Just like an earlie entry, we have a pulp magazine title, “the Secret Six,” that was copied, swiped or borrowed for a later comic book title.
I’ve never read any pulp Secret Six adventures, the title only lasted four issues, but one Web site calls it ” the best template for a typical adventuring party of (largely) equal members.” This statement leads me to believe it, and similar team pulps, are where the traditional superhero team idea comes from.
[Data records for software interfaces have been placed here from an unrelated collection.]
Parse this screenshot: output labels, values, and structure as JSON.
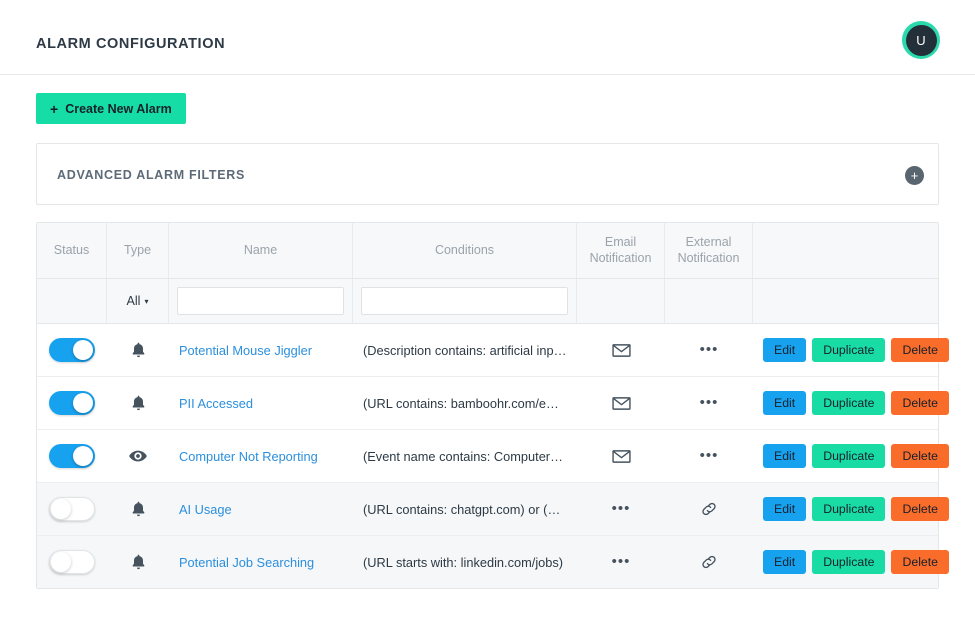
{
  "header": {
    "title": "ALARM CONFIGURATION",
    "avatar_initial": "U"
  },
  "toolbar": {
    "create_label": "Create New Alarm",
    "create_plus": "+"
  },
  "filters": {
    "title": "ADVANCED ALARM FILTERS",
    "add_glyph": "+"
  },
  "table": {
    "columns": [
      "Status",
      "Type",
      "Name",
      "Conditions",
      "Email Notification",
      "External Notification",
      ""
    ],
    "filter_row": {
      "type_value": "All",
      "type_caret": "▾",
      "name_value": "",
      "name_placeholder": "",
      "conditions_value": "",
      "conditions_placeholder": ""
    },
    "dots_glyph": "•••",
    "actions": {
      "edit": "Edit",
      "duplicate": "Duplicate",
      "delete": "Delete"
    },
    "rows": [
      {
        "enabled": true,
        "type_icon": "bell-icon",
        "name": "Potential Mouse Jiggler",
        "conditions": "(Description contains: artificial input)",
        "email_icon": "envelope-icon",
        "external_icon": "ellipsis-icon"
      },
      {
        "enabled": true,
        "type_icon": "bell-icon",
        "name": "PII Accessed",
        "conditions": "(URL contains: bamboohr.com/emplo…",
        "email_icon": "envelope-icon",
        "external_icon": "ellipsis-icon"
      },
      {
        "enabled": true,
        "type_icon": "eye-icon",
        "name": "Computer Not Reporting",
        "conditions": "(Event name contains: ComputersNot…",
        "email_icon": "envelope-icon",
        "external_icon": "ellipsis-icon"
      },
      {
        "enabled": false,
        "type_icon": "bell-icon",
        "name": "AI Usage",
        "conditions": "(URL contains: chatgpt.com) or (URL…",
        "email_icon": "ellipsis-icon",
        "external_icon": "link-icon"
      },
      {
        "enabled": false,
        "type_icon": "bell-icon",
        "name": "Potential Job Searching",
        "conditions": "(URL starts with: linkedin.com/jobs)",
        "email_icon": "ellipsis-icon",
        "external_icon": "link-icon"
      }
    ]
  },
  "colors": {
    "accent_teal": "#16dda6",
    "toggle_on": "#17a2f0",
    "edit": "#17a2f0",
    "duplicate": "#19dba4",
    "delete": "#f96c29",
    "link": "#2b8fdd"
  }
}
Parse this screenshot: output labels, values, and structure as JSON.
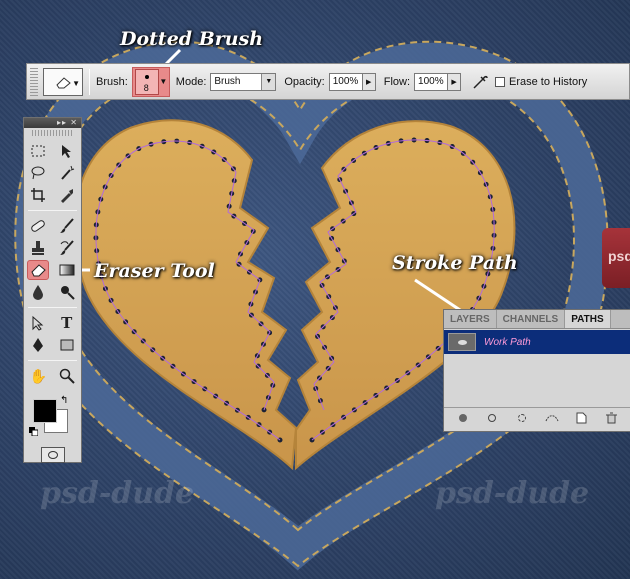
{
  "callouts": {
    "dotted_brush": "Dotted Brush",
    "eraser_tool": "Eraser Tool",
    "stroke_path": "Stroke Path"
  },
  "watermarks": [
    "psd-dude",
    "psd-dude"
  ],
  "red_tag_text": "psd",
  "options_bar": {
    "brush_label": "Brush:",
    "brush_size": "8",
    "mode_label": "Mode:",
    "mode_value": "Brush",
    "opacity_label": "Opacity:",
    "opacity_value": "100%",
    "flow_label": "Flow:",
    "flow_value": "100%",
    "erase_history_label": "Erase to History"
  },
  "tools_panel": {
    "titlebar_controls": "▸▸ ✕",
    "active_tool": "eraser-tool",
    "foreground_color": "#000000",
    "background_color": "#ffffff"
  },
  "paths_panel": {
    "tabs": [
      "LAYERS",
      "CHANNELS",
      "PATHS"
    ],
    "active_tab": "PATHS",
    "path_name": "Work Path"
  },
  "colors": {
    "denim": "#2f4468",
    "leather": "#d4a24e",
    "highlight": "#e88a8a",
    "selection": "#0c2d7a",
    "path_name": "#ff9bd8"
  }
}
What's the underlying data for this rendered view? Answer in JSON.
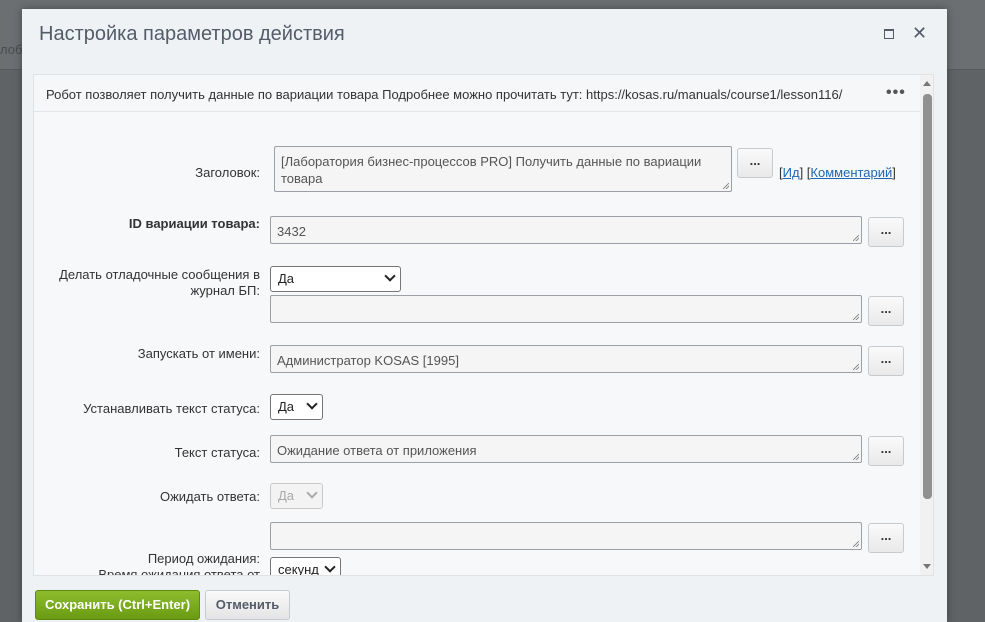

It’s a group where everyone brings something to the table, not just the leader.
So who are the Secret Six?
Here’s what one now-gone Geocities site said about the Six says (text in blue):
The Secret Six (who were created by Robert J. Hogan and appeared in The Secret Six, from 1934 to 1935) were a group of men who were sought by the police for crimes they did not commit. The Six were actually crime fighters who waged war on the Underworld but whose enemies were more often strange and even supernatural beings. The Six consisted of: King, a former pilot sent to the electric chair for a murder he never committed; Luga, King’s servant and the man who led the other members of the Six to rescue King from the chair; the Doctor, the Key (the safecracker and burglar of the group), the Bishop, and Shakespeare (the intellect of the group). Besides their contacts in the underworld they also were assisted on occasion by a mute criminal known as the Dummy. Their enemies were on the unusual side, from a man whose size doubled every day to an enormous, intelligent, golden alligator living in the Everglades.
The group kind of sounds like “The A-Team” in that description.
A list of available Secret Six reprints can be found here.
There was also a real-life Secret Six, whom you can read about here.
And for you fans of role-playing games, check out this site , where you can find some tips about running a pulp-style game.